Email Scam Targets Potential Car Wrap Advertisers

carwrapPicture a job where you get paid to meander around on public roads in your car all day, and the only start-up expense is purchasing a custom car wrap for your vehicle. It sounds like a sweet deal, but according to the Better Business Bureau, it’s a little too sweet.

Car wrap advertising has skyrocketed in popularity in recent years. Custom car wraps reach all demographics, any time of the day, just by driving down a road, and they have one of the lowest cost-per-impression rates of any advertising technique in use.

It doesn’t just appeal to companies who want to get their name out there; it appeals to people looking to make some money on the side as well. But while there are legitimate companies looking to hire drivers for vinyl-wrapped ad cars, there are also plenty of scam artists looking to take advantage of a booming industry.

Better Business Bureau spokesperson Denise Groene spoke to KAKE News about the rise in car wrap advertising scams. According to Groene, the scams usually come in the form of solicitation emails, which ask the recipient to wrap their car in vinyl to advertise a business. In return, the solicitors promise to pay the recipient to drive around acting as a mobile billboard.

Scam emails received by KAKE reporter Monica Castro claimed to be from JetBlue Airlines and Monster Energy. Each email promised to mail a check with an upfront payment of $400 for drivers who sign on.

According to the Better Business Bureau, this is usually a sure sign of a scam. Usually the checks are fraudulent and the victim is left owing money to the bank.

Other signs to look out for are spelling or grammatical errors. Many scammers include errors intentionally, hoping to fool email filters that keep spam from getting to your inbox.

Scammers also tend to have generic email addresses, usually from Gmail, Hotmail or Yahoo.
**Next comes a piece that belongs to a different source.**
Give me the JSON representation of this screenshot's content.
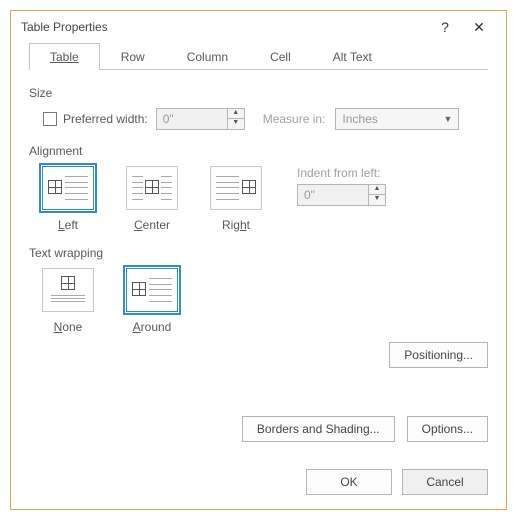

Most legitimate businesses send from customized email addresses.

Groene added that most large businesses don’t hire drivers through email blasts.

“For your protection, always check with the BBB or Reviews to ensure that the company that you’re doing business with is legitimate,” says Brandan Krieger, Owner, Alphagraffix & Signs. “Go in for a face-to-face interview because it’s your car and your reputation as well.”



Investors Chronicle